“It is normal to remember and miss your father, but you have to go on with your life. When you come to know the stories of other people, you will realise that your story is intertwined with different stories of other people, some might be more poignant than yours”, said a St. Andrew’s nun who has been my spiritual guide in Taize when I told her about the book that I was reading.
I have never willingly allowed anyone to call me “Crystha”, my first name is so special to me because it’s how my father calls me when he was still alive. My first name is too precious that I want it to keep it’s (sort of) “sanctity”, a special endearment between me and Papa.
The sun and the moon as well as the stars had long been conniving to make me realise that I have to fully let go of my past, yet I became addicted to the pain that its remnants stayed like a leech.
I believed that God was intentional in every ordeal that I faced in Taize. It was not by chance that I am “Crystha” in that part of the world ‘cause everyone in that village was not aware that Filipinos usually have nicknames that has nothing to do with their first names! Which in my case, they thought my first name is Crystha, cause it was the first name they’ve read in my files and it makes sense because Shayne is the second name of my first name! (I’m sorry, I’m Filipino, we usually have more than one first name!)
“Hi! I am Crystha from Philippines”, it is how I introduced myself to others. Funny how I became too willing to be called Crystha, realising that it is becoming more common and ordinary, nothing too special nor sentimental!
I never knew that my seemingly predictable days in that monastery can be a roller coaster ride! The days spent in prayer and silence gave me courage to confront and console that twelve year old girl who lost her father on December 12, 1998. One evening while staring at the image of the Risen Christ, I told myself, “It’s been 14 years since Papa left. His death is not the cause of your emptiness but dwelling in that painful past is. You have a good and better life ahead of you, move forward without haunting your tragic past”.
Reality hit me that I did not just dwell in that painful past but I romanticised and nurtured the pain!
After so much prayers, I am now at peace.
Long have I been healed, I just keep on scratching the scars in my heart. I knew that I don’t need to move on but I have to move forward to a life that’s ahead of me.
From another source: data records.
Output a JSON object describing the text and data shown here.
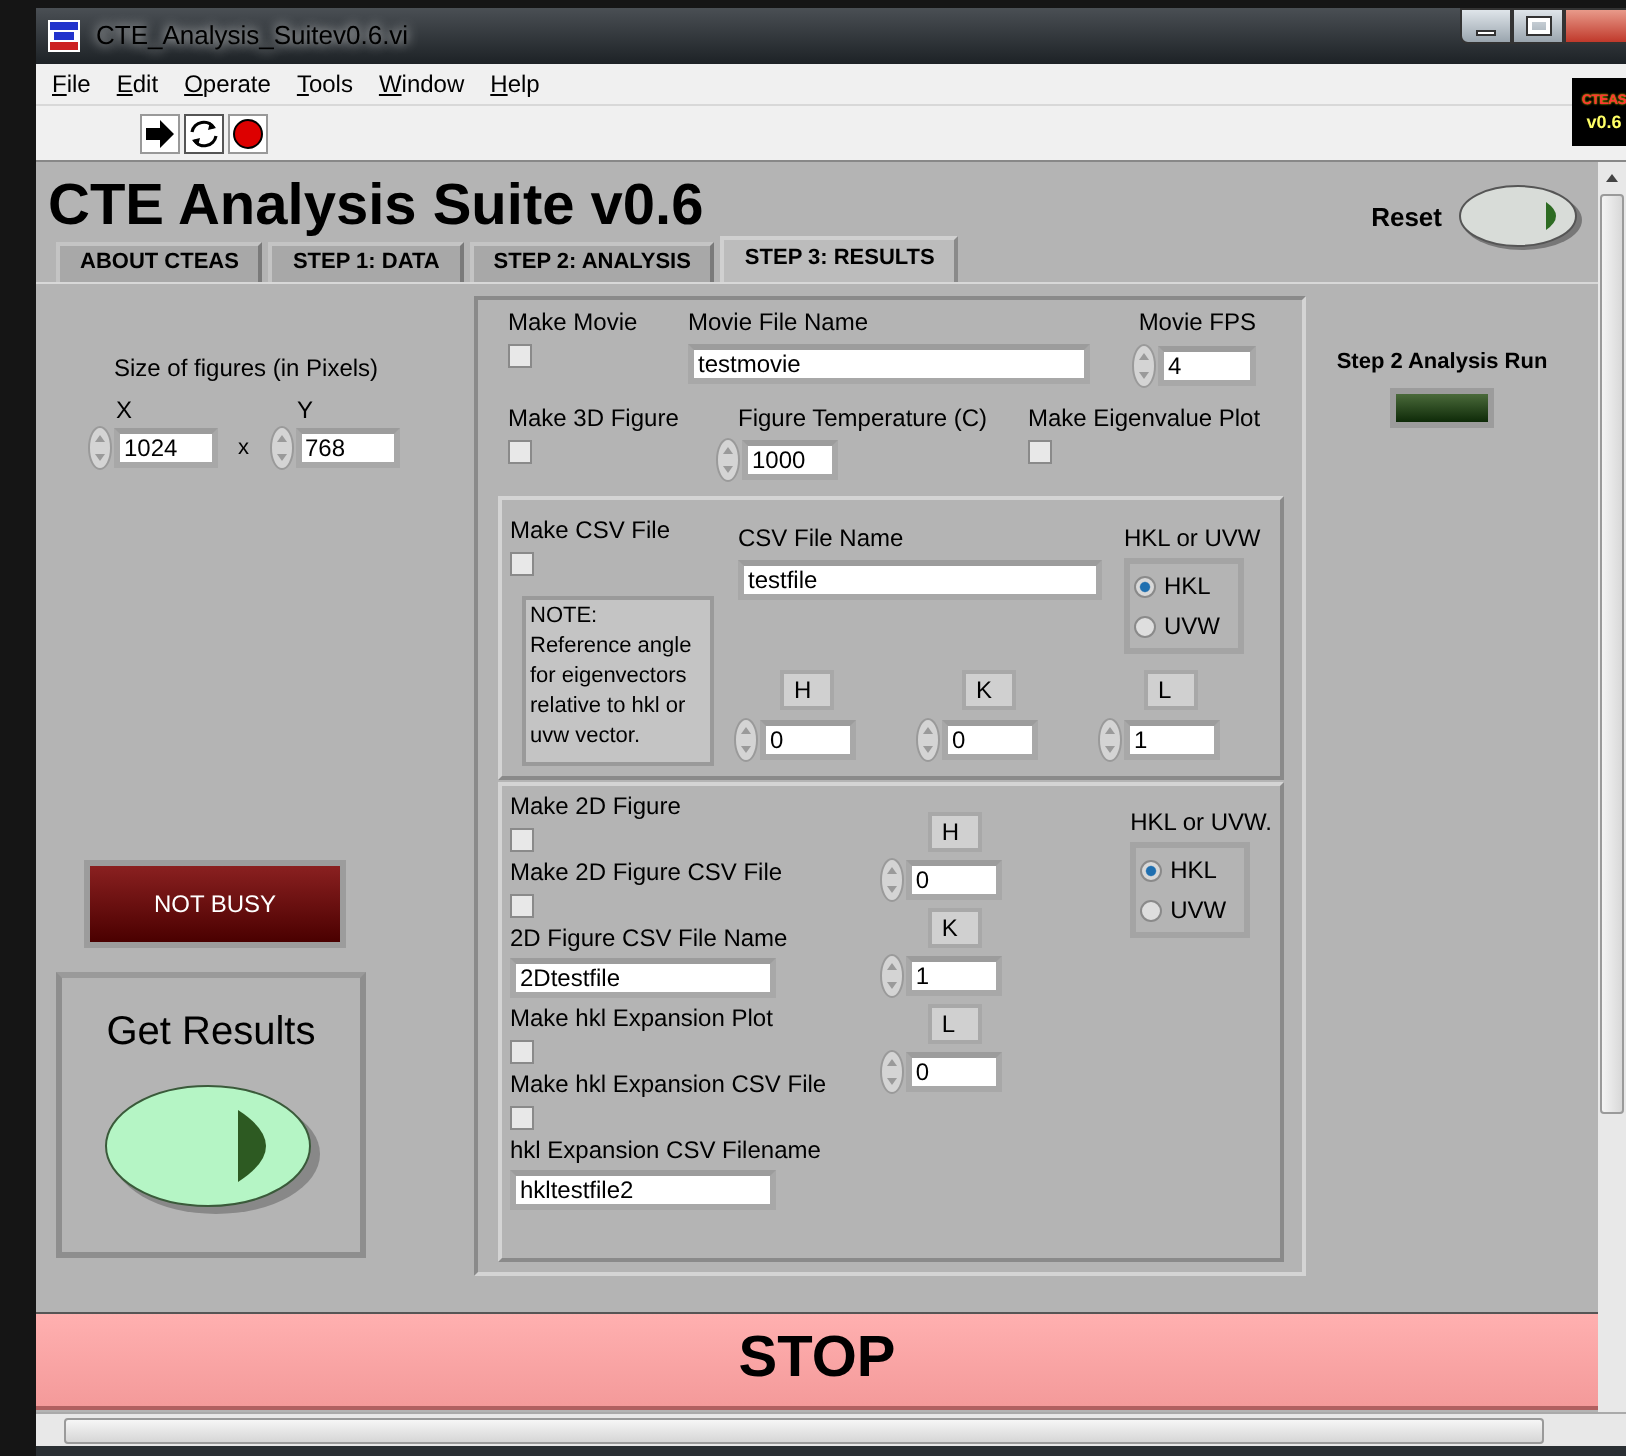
{
  "window": {
    "title": "CTE_Analysis_Suitev0.6.vi"
  },
  "menu": [
    "File",
    "Edit",
    "Operate",
    "Tools",
    "Window",
    "Help"
  ],
  "toolbar": [
    {
      "kind": "run"
    },
    {
      "kind": "run_continuously"
    },
    {
      "kind": "abort"
    }
  ],
  "vi_icon": {
    "line_1": "CTEAS",
    "line_2": "v0.6"
  },
  "panel": {
    "title": "CTE Analysis Suite v0.6",
    "reset": {
      "label": "Reset"
    }
  },
  "tabs": [
    {
      "label": "ABOUT CTEAS",
      "selected": false
    },
    {
      "label": "STEP 1: DATA",
      "selected": false
    },
    {
      "label": "STEP 2: ANALYSIS",
      "selected": false
    },
    {
      "label": "STEP 3: RESULTS",
      "selected": true
    }
  ],
  "figure_size": {
    "label": "Size of figures (in Pixels)",
    "x": {
      "label": "X",
      "value": "1024"
    },
    "separator": "x",
    "y": {
      "label": "Y",
      "value": "768"
    }
  },
  "busy": {
    "label": "NOT BUSY",
    "on": false
  },
  "get_results": {
    "label": "Get Results"
  },
  "outputs": {
    "make_movie": {
      "label": "Make Movie",
      "checked": false
    },
    "movie_file_name": {
      "label": "Movie File Name",
      "value": "testmovie"
    },
    "movie_fps": {
      "label": "Movie FPS",
      "value": "4"
    },
    "make_3d_figure": {
      "label": "Make 3D Figure",
      "checked": false
    },
    "figure_temperature": {
      "label": "Figure Temperature (C)",
      "value": "1000"
    },
    "make_eigenvalue_plot": {
      "label": "Make Eigenvalue Plot",
      "checked": false
    }
  },
  "csv": {
    "make_csv": {
      "label": "Make CSV File",
      "checked": false
    },
    "file_name": {
      "label": "CSV File Name",
      "value": "testfile"
    },
    "note": "NOTE:\nReference angle for eigenvectors relative to hkl or uvw vector.",
    "basis": {
      "label": "HKL or UVW",
      "options": [
        {
          "label": "HKL",
          "selected": true
        },
        {
          "label": "UVW",
          "selected": false
        }
      ]
    },
    "vector": [
      {
        "label": "H",
        "value": "0"
      },
      {
        "label": "K",
        "value": "0"
      },
      {
        "label": "L",
        "value": "1"
      }
    ]
  },
  "figure_2d": {
    "make_2d_figure": {
      "label": "Make 2D Figure",
      "checked": false
    },
    "make_2d_csv": {
      "label": "Make 2D Figure CSV File",
      "checked": false
    },
    "csv_file_name": {
      "label": "2D Figure CSV File Name",
      "value": "2Dtestfile"
    },
    "make_hkl_plot": {
      "label": "Make hkl Expansion Plot",
      "checked": false
    },
    "make_hkl_csv": {
      "label": "Make hkl Expansion CSV File",
      "checked": false
    },
    "hkl_csv_file_name": {
      "label": "hkl Expansion CSV Filename",
      "value": "hkltestfile2"
    },
    "vector": [
      {
        "label": "H",
        "value": "0"
      },
      {
        "label": "K",
        "value": "1"
      },
      {
        "label": "L",
        "value": "0"
      }
    ],
    "basis": {
      "label": "HKL or UVW.",
      "options": [
        {
          "label": "HKL",
          "selected": true
        },
        {
          "label": "UVW",
          "selected": false
        }
      ]
    }
  },
  "step2_indicator": {
    "label": "Step 2 Analysis Run",
    "on": false
  },
  "stop": {
    "label": "STOP"
  }
}
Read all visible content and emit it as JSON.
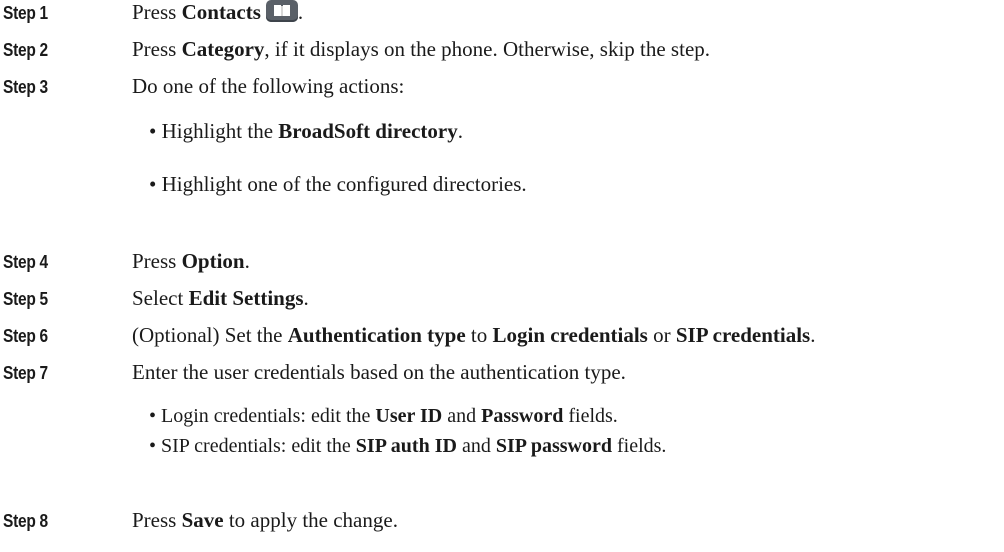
{
  "steps": [
    {
      "label": "Step 1",
      "parts": [
        "Press ",
        "Contacts",
        "."
      ]
    },
    {
      "label": "Step 2",
      "parts": [
        "Press ",
        "Category",
        ", if it displays on the phone. Otherwise, skip the step."
      ]
    },
    {
      "label": "Step 3",
      "text": "Do one of the following actions:",
      "bullets": [
        {
          "parts": [
            "• Highlight the ",
            "BroadSoft directory",
            "."
          ]
        },
        {
          "text": "• Highlight one of the configured directories."
        }
      ]
    },
    {
      "label": "Step 4",
      "parts": [
        "Press ",
        "Option",
        "."
      ]
    },
    {
      "label": "Step 5",
      "parts": [
        "Select ",
        "Edit Settings",
        "."
      ]
    },
    {
      "label": "Step 6",
      "parts": [
        "(Optional) Set the ",
        "Authentication type",
        " to ",
        "Login credentials",
        " or ",
        "SIP credentials",
        "."
      ]
    },
    {
      "label": "Step 7",
      "text": "Enter the user credentials based on the authentication type.",
      "bullets": [
        {
          "parts": [
            "• Login credentials: edit the ",
            "User ID",
            " and ",
            "Password",
            " fields."
          ]
        },
        {
          "parts": [
            "• SIP credentials: edit the ",
            "SIP auth ID",
            " and ",
            "SIP password",
            " fields."
          ]
        }
      ]
    },
    {
      "label": "Step 8",
      "parts": [
        "Press ",
        "Save",
        " to apply the change."
      ]
    }
  ],
  "icons": {
    "contacts": "contacts-book-icon"
  }
}
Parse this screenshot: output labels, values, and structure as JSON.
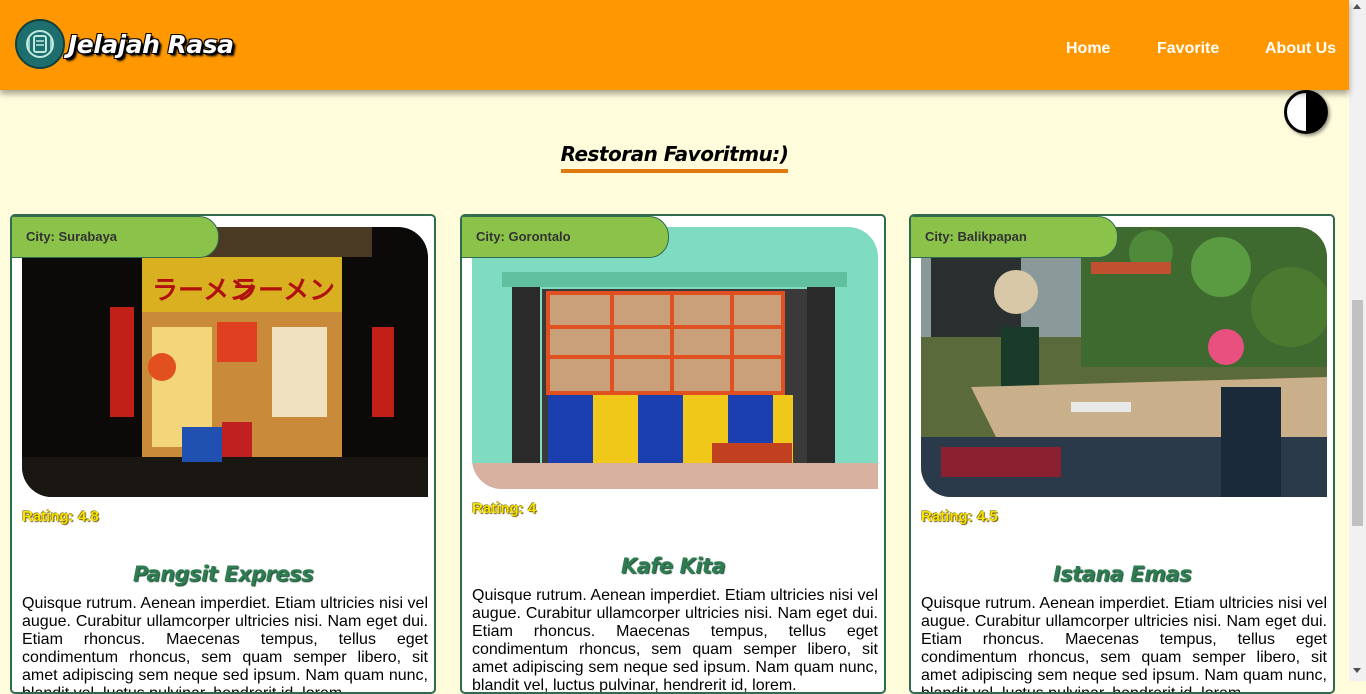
{
  "header": {
    "brand": "Jelajah Rasa",
    "nav": [
      "Home",
      "Favorite",
      "About Us"
    ],
    "background": "#ff9800"
  },
  "section_title": "Restoran Favoritmu:)",
  "cards": [
    {
      "city_label": "City: Surabaya",
      "rating": "Rating: 4.8",
      "name": "Pangsit Express",
      "description": "Quisque rutrum. Aenean imperdiet. Etiam ultricies nisi vel augue. Curabitur ullamcorper ultricies nisi. Nam eget dui. Etiam rhoncus. Maecenas tempus, tellus eget condimentum rhoncus, sem quam semper libero, sit amet adipiscing sem neque sed ipsum. Nam quam nunc, blandit vel, luctus pulvinar, hendrerit id, lorem."
    },
    {
      "city_label": "City: Gorontalo",
      "rating": "Rating: 4",
      "name": "Kafe Kita",
      "description": "Quisque rutrum. Aenean imperdiet. Etiam ultricies nisi vel augue. Curabitur ullamcorper ultricies nisi. Nam eget dui. Etiam rhoncus. Maecenas tempus, tellus eget condimentum rhoncus, sem quam semper libero, sit amet adipiscing sem neque sed ipsum. Nam quam nunc, blandit vel, luctus pulvinar, hendrerit id, lorem."
    },
    {
      "city_label": "City: Balikpapan",
      "rating": "Rating: 4.5",
      "name": "Istana Emas",
      "description": "Quisque rutrum. Aenean imperdiet. Etiam ultricies nisi vel augue. Curabitur ullamcorper ultricies nisi. Nam eget dui. Etiam rhoncus. Maecenas tempus, tellus eget condimentum rhoncus, sem quam semper libero, sit amet adipiscing sem neque sed ipsum. Nam quam nunc, blandit vel, luctus pulvinar, hendrerit id, lorem."
    }
  ],
  "colors": {
    "page_background": "#fffcdc",
    "accent": "#e07a10",
    "city_badge": "#8bc34a",
    "restaurant_name": "#2e7d52",
    "rating": "#f5e400"
  }
}
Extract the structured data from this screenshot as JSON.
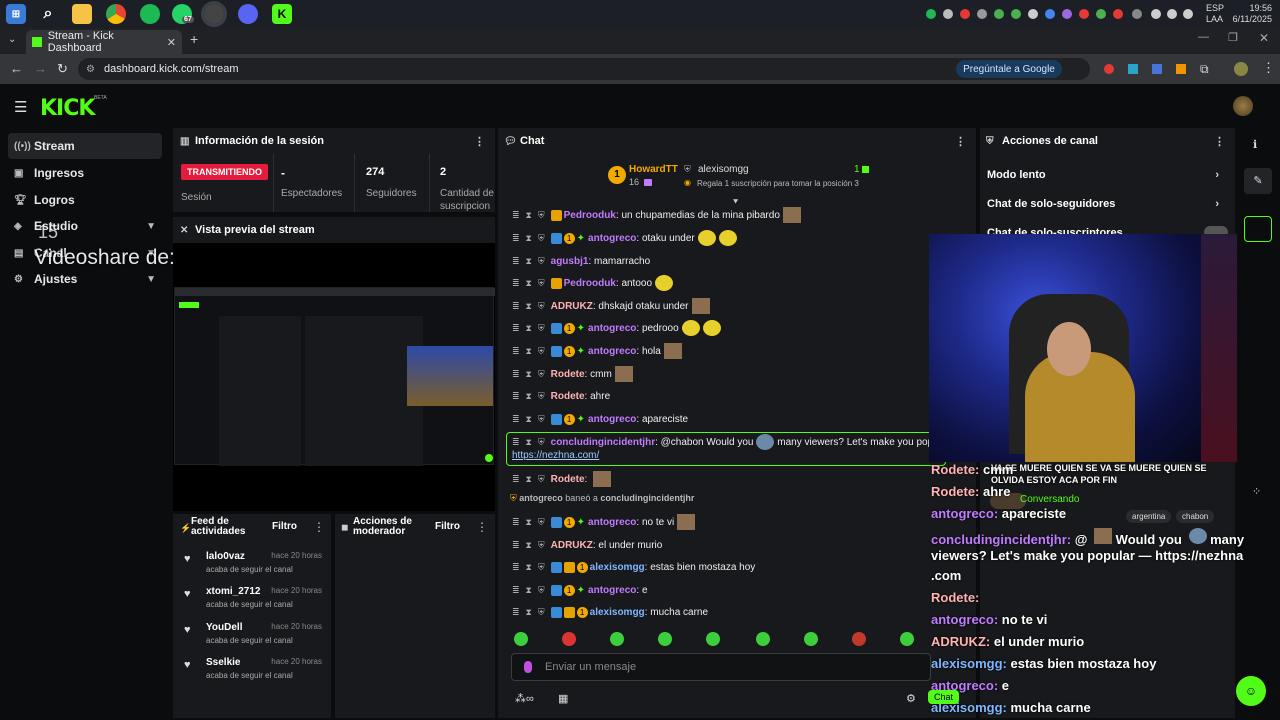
{
  "taskbar": {
    "apps": [
      "windows-logo",
      "search-icon",
      "file-explorer-icon",
      "chrome-icon",
      "spotify-icon",
      "whatsapp-icon",
      "obs-icon",
      "discord-icon",
      "kick-icon"
    ],
    "whatsapp_badge": "67",
    "lang_line1": "ESP",
    "lang_line2": "LAA",
    "time": "19:56",
    "date": "6/11/2025"
  },
  "browser": {
    "tab_title": "Stream - Kick Dashboard",
    "url": "dashboard.kick.com/stream",
    "google_button": "Pregúntale a Google"
  },
  "sidebar": {
    "logo": "KICK",
    "beta": "BETA",
    "items": [
      {
        "label": "Stream",
        "icon": "broadcast-icon"
      },
      {
        "label": "Ingresos",
        "icon": "revenue-icon"
      },
      {
        "label": "Logros",
        "icon": "trophy-icon"
      },
      {
        "label": "Estudio",
        "icon": "studio-icon"
      },
      {
        "label": "Canal",
        "icon": "channel-icon"
      },
      {
        "label": "Ajustes",
        "icon": "settings-icon"
      }
    ],
    "overlay_text": "Videoshare de:",
    "overlay_num": "15"
  },
  "session": {
    "title": "Información de la sesión",
    "live_badge": "TRANSMITIENDO",
    "session_label": "Sesión",
    "spectators_value": "-",
    "spectators_label": "Espectadores",
    "followers_value": "274",
    "followers_label": "Seguidores",
    "subs_value": "2",
    "subs_label_1": "Cantidad de",
    "subs_label_2": "suscripcion"
  },
  "preview": {
    "title": "Vista previa del stream"
  },
  "feed": {
    "title_1": "Feed de",
    "title_2": "actividades",
    "filter": "Filtro",
    "items": [
      {
        "name": "lalo0vaz",
        "time": "hace 20 horas",
        "desc": "acaba de seguir el canal"
      },
      {
        "name": "xtomi_2712",
        "time": "hace 20 horas",
        "desc": "acaba de seguir el canal"
      },
      {
        "name": "YouDell",
        "time": "hace 20 horas",
        "desc": "acaba de seguir el canal"
      },
      {
        "name": "Sselkie",
        "time": "hace 20 horas",
        "desc": "acaba de seguir el canal"
      }
    ]
  },
  "modactions": {
    "title_1": "Acciones de",
    "title_2": "moderador",
    "filter": "Filtro"
  },
  "chat": {
    "title": "Chat",
    "top_gifter": {
      "rank": "1",
      "name": "HowardTT",
      "count": "16",
      "name2": "alexisomgg",
      "count2": "1",
      "promo": "Regala 1 suscripción para tomar la posición 3"
    },
    "messages": [
      {
        "user": "Pedrooduk",
        "color": "#c17bff",
        "text": "un chupamedias de la mina pibardo"
      },
      {
        "user": "antogreco",
        "color": "#c17bff",
        "text": "otaku under"
      },
      {
        "user": "agusbj1",
        "color": "#c17bff",
        "text": "mamarracho"
      },
      {
        "user": "Pedrooduk",
        "color": "#c17bff",
        "text": "antooo"
      },
      {
        "user": "ADRUKZ",
        "color": "#ffb3b3",
        "text": "dhskajd otaku under"
      },
      {
        "user": "antogreco",
        "color": "#c17bff",
        "text": "pedrooo"
      },
      {
        "user": "antogreco",
        "color": "#c17bff",
        "text": "hola"
      },
      {
        "user": "Rodete",
        "color": "#ffb3b3",
        "text": "cmm"
      },
      {
        "user": "Rodete",
        "color": "#ffb3b3",
        "text": "ahre"
      },
      {
        "user": "antogreco",
        "color": "#c17bff",
        "text": "apareciste"
      },
      {
        "user": "concludingincidentjhr",
        "color": "#c17bff",
        "text": "@chabon Would you",
        "text2": "many viewers? Let's make you popular —",
        "link": "https://nezhna.com/"
      },
      {
        "user": "Rodete",
        "color": "#ffb3b3",
        "text": ""
      },
      {
        "user": "antogreco",
        "color": "#c17bff",
        "text": "no te vi"
      },
      {
        "user": "ADRUKZ",
        "color": "#ffb3b3",
        "text": "el under murio"
      },
      {
        "user": "alexisomgg",
        "color": "#7fb7ff",
        "text": "estas bien mostaza hoy"
      },
      {
        "user": "antogreco",
        "color": "#c17bff",
        "text": "e"
      },
      {
        "user": "alexisomgg",
        "color": "#7fb7ff",
        "text": "mucha carne"
      }
    ],
    "ban_actor": "antogreco",
    "ban_text": "baneó a",
    "ban_target": "concludingincidentjhr",
    "input_placeholder": "Enviar un mensaje"
  },
  "actions": {
    "title": "Acciones de canal",
    "items": [
      "Modo lento",
      "Chat de solo-seguidores",
      "Chat de solo-suscriptores"
    ]
  },
  "overlay": {
    "caption_1": "VA SE MUERE QUIEN SE VA SE MUERE QUIEN SE",
    "caption_2": "OLVIDA ESTOY ACA POR FIN",
    "status": "Conversando",
    "tags": [
      "argentina",
      "chabon"
    ],
    "chat_btn": "Chat",
    "lines": [
      {
        "user": "Rodete:",
        "text": "cmm",
        "color": "#ffb3b3"
      },
      {
        "user": "Rodete:",
        "text": "ahre",
        "color": "#ffb3b3"
      },
      {
        "user": "antogreco:",
        "text": "apareciste",
        "color": "#c17bff"
      },
      {
        "user": "concludingincidentjhr:",
        "text": "@",
        "color": "#c17bff"
      },
      {
        "user": "",
        "text": "viewers? Let's make you popular — https://nezhna",
        "color": "#fff"
      },
      {
        "user": "",
        "text": ".com",
        "color": "#fff"
      },
      {
        "user": "Rodete:",
        "text": "",
        "color": "#ffb3b3"
      },
      {
        "user": "antogreco:",
        "text": "no te vi",
        "color": "#c17bff"
      },
      {
        "user": "ADRUKZ:",
        "text": "el under murio",
        "color": "#ffb3b3"
      },
      {
        "user": "alexisomgg:",
        "text": "estas bien mostaza hoy",
        "color": "#7fb7ff"
      },
      {
        "user": "antogreco:",
        "text": "e",
        "color": "#c17bff"
      },
      {
        "user": "alexisomgg:",
        "text": "mucha carne",
        "color": "#7fb7ff"
      }
    ],
    "would_you": "Would you",
    "many": "many"
  }
}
This is the Taize song that I repeatedly sing in those days that I decided to fully walk away and close the door of my painful past:
“Jésus le Christ, lumière intérieure, ne laisse pas mes ténèbres me parler. Jésus le Christ, lumière intérieure, donne-moi d’accueillir ton amour.”
Jesus Christ, inner light, do not let my darkness speak to me. Jesus Christ, inner light, enable me to welcome your love.
Do not let your past control your present. A beautiful life awaits beyond that door, you just need to decide to take a step out from the darkness that you are dwelling. Pain is never permanent, only if you allow healing to take place.
And so I leave you these questions:
What stops you from fully moving forward without looking back your past?
How long have you been dwelling in that pain?
What grace do you need to be able to move forward?
I am praying that may you have the grace of courage to take few steps forward towards the life you deserve and the grace to fully accept the things that had happened in the past.
Have a grace-filled adventure ahead!
A Catholic Lay Missionary who travels the world to share her story with God. She believes that life in Christ is a beautiful adventure.